REQUIREMENT
Pull every line holding the string "photo" from the records below.

(Records from a data collection)

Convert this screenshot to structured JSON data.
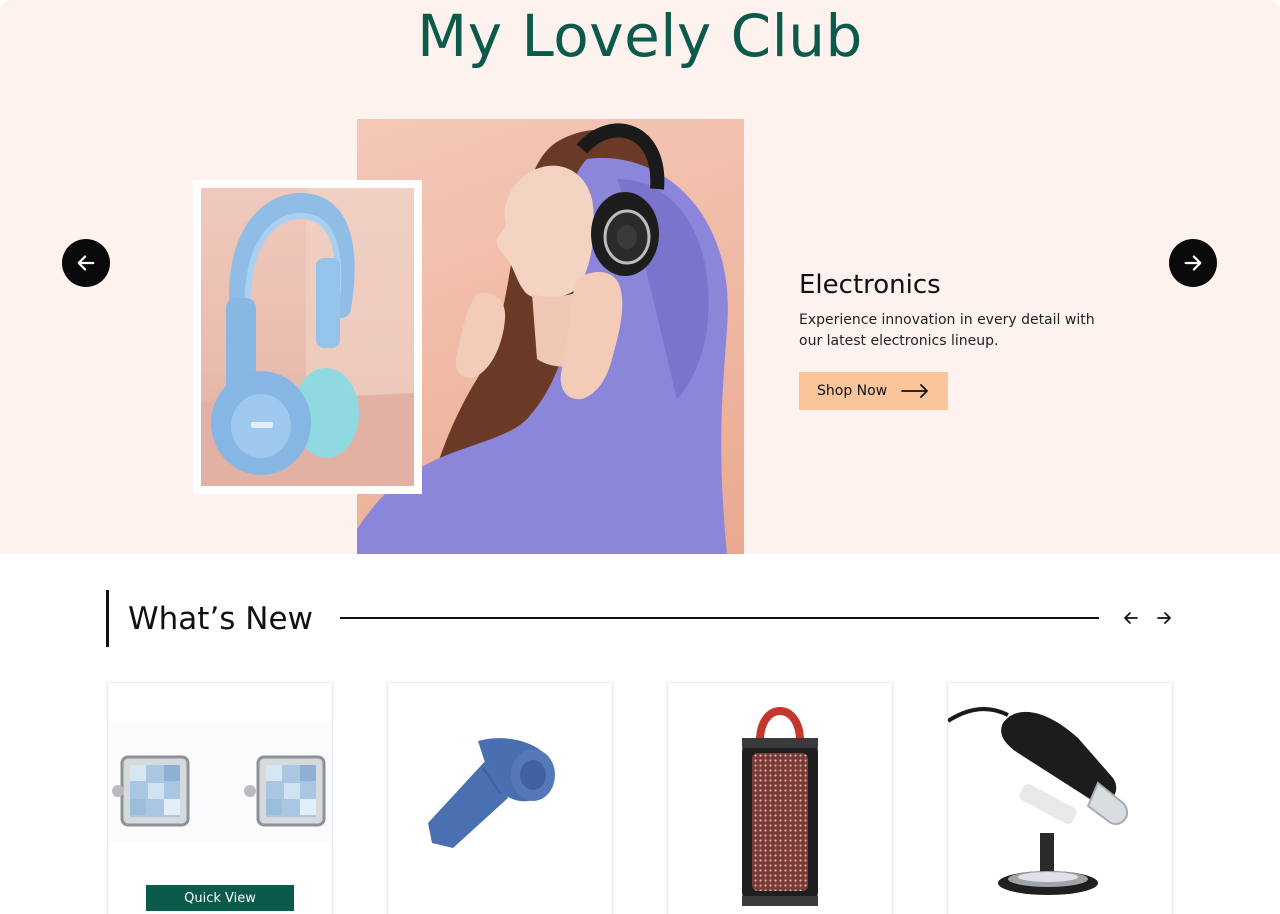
{
  "site": {
    "title": "My Lovely Club"
  },
  "hero": {
    "heading": "Electronics",
    "description": "Experience innovation in every detail with our latest electronics lineup.",
    "cta_label": "Shop Now",
    "prev_icon": "arrow-left-icon",
    "next_icon": "arrow-right-icon",
    "images": [
      "woman-with-headphones-photo",
      "blue-headphones-photo"
    ]
  },
  "whats_new": {
    "title": "What’s New",
    "prev_icon": "arrow-left-icon",
    "next_icon": "arrow-right-icon",
    "products": [
      {
        "image": "cufflinks-photo",
        "quick_view_label": "Quick View"
      },
      {
        "image": "blue-tie-photo"
      },
      {
        "image": "portable-speaker-photo"
      },
      {
        "image": "digital-microscope-photo"
      }
    ]
  },
  "colors": {
    "brand_green": "#0b5a4b",
    "hero_background": "#fdf2ee",
    "cta_peach": "#fbc59c",
    "arrow_black": "#0a0a0a"
  }
}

EXERCISE RESPONSE
      "woman-with-headphones-photo",
      "blue-headphones-photo"
        "image": "cufflinks-photo",
        "image": "blue-tie-photo"
        "image": "portable-speaker-photo"
        "image": "digital-microscope-photo"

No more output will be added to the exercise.